Description of key aspects of the legislation:
Defines "electioneering communication" as any paid advertising broadcast on television or radio, published in any periodical or newspaper, or sent by mass mail that has all of the following characteristics:
1. Refers to a clearly identified candidate for statewide or legislative office. This includes ads in which a photograph or drawing of the candidate appears, or the identity of the candidate is apparent by unambiguous reference.
2. Occurs within 60 days before a general or special election, or 30 days before a primary election or nominating convention.
3. Targets a significant part of the candidate's electorate (numbers are given).
The following are not considered "electioneering communications:"
1. Communications that urge the audience to contact members of the Legislature about a specific piece of legislation while the Legislature is in session.
2. Bona fide news stories, commentary, and editorials naming a candidate.
3. Candidate debates or forums, or communications that promote a debate or forum.
4. Communications sent by groups and companies just to their members or stockholders.
Requires any individual, committee, association or other organization or group of individuals that makes a disbursement in excess of $10,000 for the direct costs of producing and airing an "electioneering communication" to disclose:
1. The identity and address of any sponsoring or controlling entity;
2. The names and address of any donor giving an aggregate of over $1,000;
3. The amount and recipient for each disbursement of over $1,000; and
4. The name of all candidates the communication pertains to, if known.
Prohibits corporations, from making any disbursement for the costs of producing or airing any "electioneering communications."
Prohibits any individual, committee, association, or any other organization or group of individuals, including but not limited to 527 committees, from making a disbursement for the costs of producing or airing any "electioneering communications" with funds received, directly or indirectly, from any corporation.

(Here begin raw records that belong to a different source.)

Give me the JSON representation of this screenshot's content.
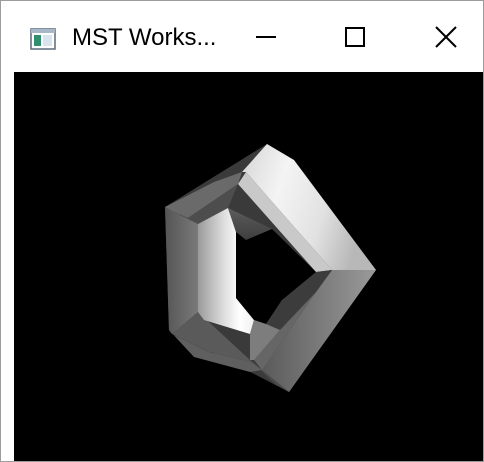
{
  "window": {
    "title": "MST Works...",
    "app_icon": "window-app-icon",
    "controls": {
      "minimize_icon": "minimize-icon",
      "maximize_icon": "maximize-icon",
      "close_icon": "close-icon"
    }
  },
  "canvas": {
    "background": "#000000",
    "object": "shaded-pentagonal-ring"
  }
}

Prohibits 527 groups, political organizations and political action committees that engage in either activities expressly advocating the election or defeat of a clearly identified candidate for a statewide or legislative office, or in "electioneering communications" from accepting contributions totaling more than $2,000 from an individual, political committee or political party during any two-year election cycle.

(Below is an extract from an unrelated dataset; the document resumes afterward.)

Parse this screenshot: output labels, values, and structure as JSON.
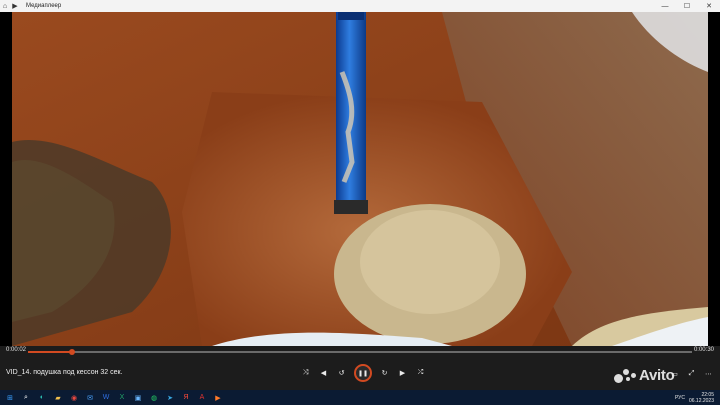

The requirement regarding the disclosure of electioneering communications and the prohibition on corporate disbursements are modeled on recent North Carolina legislation. The limitation on contributions to political committees and organizations is modeled on Vermont legislation.